Hannah McNeish – WNN MDG Stories
(WNN/VOA) Juba, SOUTH SUDAN, AFRICA: In a steaming hot room in South Sudan’s main hospital, women puffing and wailing from labor pains squeeze up next to each other in a maternity ward with just 8 beds. But more than 90 percent of births in South Sudan happen without the help of a skilled birth attendant, and more than 2,000 women die for every 100,000 live births. This makes South Sudan one of the most dangerous places in the world to have a baby.
A year after independence, South Sudan is still battling a lack of healthcare staff personnel as well as resources as it tries to end its distinction of having the highest maternal mortality rate in the world.
The United Nations’ Population Fund (UNFPA) is one of the main agencies trying to combat maternal mortality. But in a country ravaged by more than five decades of civil war until independence from Sudan last year, aid agencies, like the nation, are struggling with the basics.
With no room left in the maternity unit, 22-year-old Nancy Francisco lies in a nearby ward getting ready to deliver her third baby. She says that she has decided to come to a hospital because at home, there could be complications such as bleeding. She says she doesn’t know anyone that has died at home, but she has heard about that happening.
Gillian Garnett, a UNFPA midwifery specialist, says that she has never seen challenges like those faced in the world’s newest nation – a loss of some 2 million people to the war, countless others fleeing abroad or missing out on basic education.
“One of the major issues here for South Sudan is human resources for health, and in particular midwives. We know that in maternal health and to reduce mortality, access to skilled attendants at birth can reduce maternal mortality as much as 30 percent, and here in South Sudan there’s just a limited number of midwives,” Garnett said.
Garnett says that South Sudan only has eight registered midwives.
Julia Amatoko is one of three that works at Juba’s hospital. She says the three professional midwives only work up until 7 p.m., and that two women have died at night as community midwives and traditional birth attendants cannot cope with serious cases. “For me, I want all those community midwives to be trained again, and others to be trained again, to increase the quality [of] care [for] the mother,” Amatoko said.
Doctor Mergani Abdalla, a consultant obstetrician and gynecologist at the hospital, says that trying to reduce maternal mortality is hampered by culture and a lack of awareness about maternal health.
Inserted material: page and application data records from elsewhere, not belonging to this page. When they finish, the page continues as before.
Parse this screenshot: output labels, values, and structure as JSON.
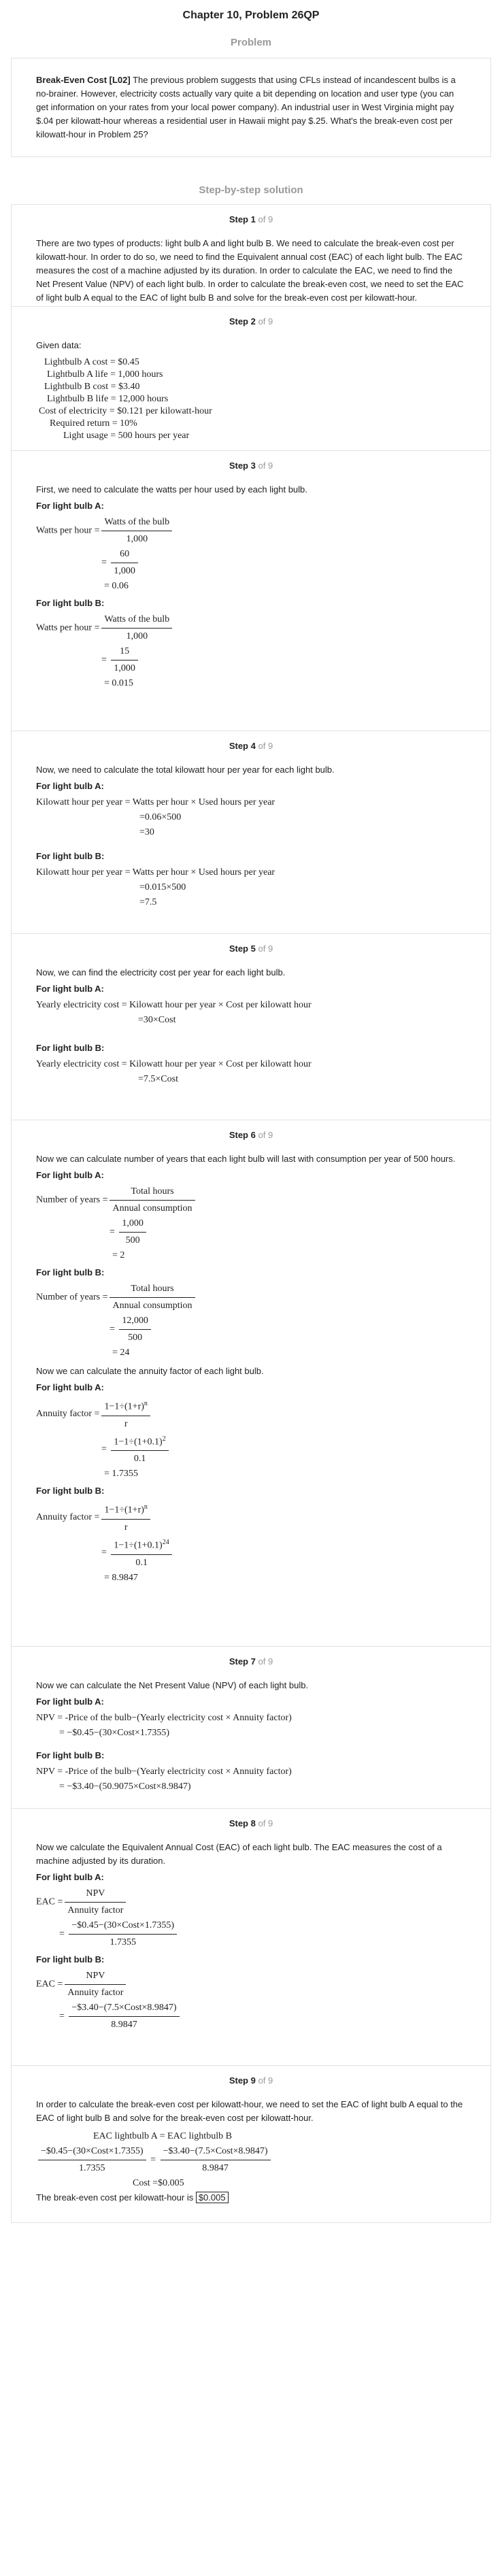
{
  "header": {
    "title": "Chapter 10, Problem 26QP"
  },
  "problem": {
    "section_label": "Problem",
    "bold_lead": "Break-Even Cost [L02]",
    "text": " The previous problem suggests that using CFLs instead of incandescent bulbs is a no-brainer. However, electricity costs actually vary quite a bit depending on location and user type (you can get information on your rates from your local power company). An industrial user in West Virginia might pay $.04 per kilowatt-hour whereas a residential user in Hawaii might pay $.25. What's the break-even cost per kilowatt-hour in Problem 25?"
  },
  "solution": {
    "section_label": "Step-by-step solution"
  },
  "step_word": "Step",
  "step_of": "of 9",
  "light_a": "For light bulb A:",
  "light_b": "For light bulb B:",
  "steps": {
    "s1": {
      "num": "1",
      "text": "There are two types of products: light bulb A and light bulb B. We need to calculate the break-even cost per kilowatt-hour. In order to do so, we need to find the Equivalent annual cost (EAC) of each light bulb. The EAC measures the cost of a machine adjusted by its duration. In order to calculate the EAC, we need to find the Net Present Value (NPV) of each light bulb. In order to calculate the break-even cost, we need to set the EAC of light bulb A equal to the EAC of light bulb B and solve for the break-even cost per kilowatt-hour."
    },
    "s2": {
      "num": "2",
      "intro": "Given data:",
      "rows": [
        "Lightbulb A cost = $0.45",
        "Lightbulb A life = 1,000 hours",
        "Lightbulb B cost = $3.40",
        "Lightbulb B life = 12,000 hours",
        "Cost of electricity = $0.121 per kilowatt-hour",
        "Required return = 10%",
        "Light usage = 500 hours per year"
      ]
    },
    "s3": {
      "num": "3",
      "intro": "First, we need to calculate the watts per hour used by each light bulb.",
      "lhs": "Watts per hour =",
      "num_label": "Watts of the bulb",
      "den_label": "1,000",
      "a_num": "60",
      "a_den": "1,000",
      "a_res": "= 0.06",
      "b_num": "15",
      "b_den": "1,000",
      "b_res": "= 0.015"
    },
    "s4": {
      "num": "4",
      "intro": "Now, we need to calculate the total kilowatt hour per year for each light bulb.",
      "formula": "Kilowatt hour per year = Watts per hour × Used hours per year",
      "a1": "=0.06×500",
      "a2": "=30",
      "b1": "=0.015×500",
      "b2": "=7.5"
    },
    "s5": {
      "num": "5",
      "intro": "Now, we can find the electricity cost per year for each light bulb.",
      "formula": "Yearly electricity cost = Kilowatt hour per year × Cost per kilowatt hour",
      "a1": "=30×Cost",
      "b1": "=7.5×Cost"
    },
    "s6": {
      "num": "6",
      "intro": "Now we can calculate number of years that each light bulb will last with consumption per year of 500 hours.",
      "lhs": "Number of years =",
      "num_label": "Total hours",
      "den_label": "Annual consumption",
      "a_num": "1,000",
      "a_den": "500",
      "a_res": "= 2",
      "b_num": "12,000",
      "b_den": "500",
      "b_res": "= 24",
      "intro2": "Now we can calculate the annuity factor of each light bulb.",
      "af_lhs": "Annuity factor =",
      "af_num": "1−1÷(1+r)",
      "af_exp": "n",
      "af_den": "r",
      "a_af_num": "1−1÷(1+0.1)",
      "a_af_exp": "2",
      "a_af_den": "0.1",
      "a_af_res": "= 1.7355",
      "b_af_num": "1−1÷(1+0.1)",
      "b_af_exp": "24",
      "b_af_den": "0.1",
      "b_af_res": "= 8.9847"
    },
    "s7": {
      "num": "7",
      "intro": "Now we can calculate the Net Present Value (NPV) of each light bulb.",
      "formula": "NPV = -Price of the bulb−(Yearly electricity cost × Annuity factor)",
      "a1": "= −$0.45−(30×Cost×1.7355)",
      "b1": "= −$3.40−(50.9075×Cost×8.9847)"
    },
    "s8": {
      "num": "8",
      "intro": "Now we calculate the Equivalent Annual Cost (EAC) of each light bulb. The EAC measures the cost of a machine adjusted by its duration.",
      "lhs": "EAC =",
      "num_label": "NPV",
      "den_label": "Annuity factor",
      "a_num": "−$0.45−(30×Cost×1.7355)",
      "a_den": "1.7355",
      "b_num": "−$3.40−(7.5×Cost×8.9847)",
      "b_den": "8.9847"
    },
    "s9": {
      "num": "9",
      "intro": "In order to calculate the break-even cost per kilowatt-hour, we need to set the EAC of light bulb A equal to the EAC of light bulb B and solve for the break-even cost per kilowatt-hour.",
      "eq1": "EAC lightbulb A = EAC lightbulb B",
      "l_num": "−$0.45−(30×Cost×1.7355)",
      "l_den": "1.7355",
      "r_num": "−$3.40−(7.5×Cost×8.9847)",
      "r_den": "8.9847",
      "eq3": "Cost =$0.005",
      "answer_text": "The break-even cost per kilowatt-hour is ",
      "answer_value": "$0.005"
    }
  }
}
He says most women wait until the last minute to come to a hospital. He says that even if the drugs and the facilities are there, the hospitals may not have the right people to deal with these cases.
“She is now in a health facility, we can say a secondary health facility. If the personnel is not around, the intervention is delayed also, there will be complications. So, we have the highest maternal mortality in the world, due to bleeding, infection and other indirect causes — you have malaria, you have HIV, you have anemia, all this,” Merfani said.
Despite building its first blood bank this year, the hospital still relies on a small fridge full of blood donated mainly by relatives for people awaiting surgery. Breaking down taboos about blood donation will be the only way to fill the bank and stop deaths caused by blood loss, the most common cause of maternal mortality, even in the hospital.
But no one expects a quick fix to a problem in such a vast and neglected country that lacks proper roads needed for women to even reach their nearest health facility.
There is great hope for the first batch of midwives to graduate from school next year. With around 200 new midwives expected to join the ranks, the future for South Sudan’s new mothers looks much brighter.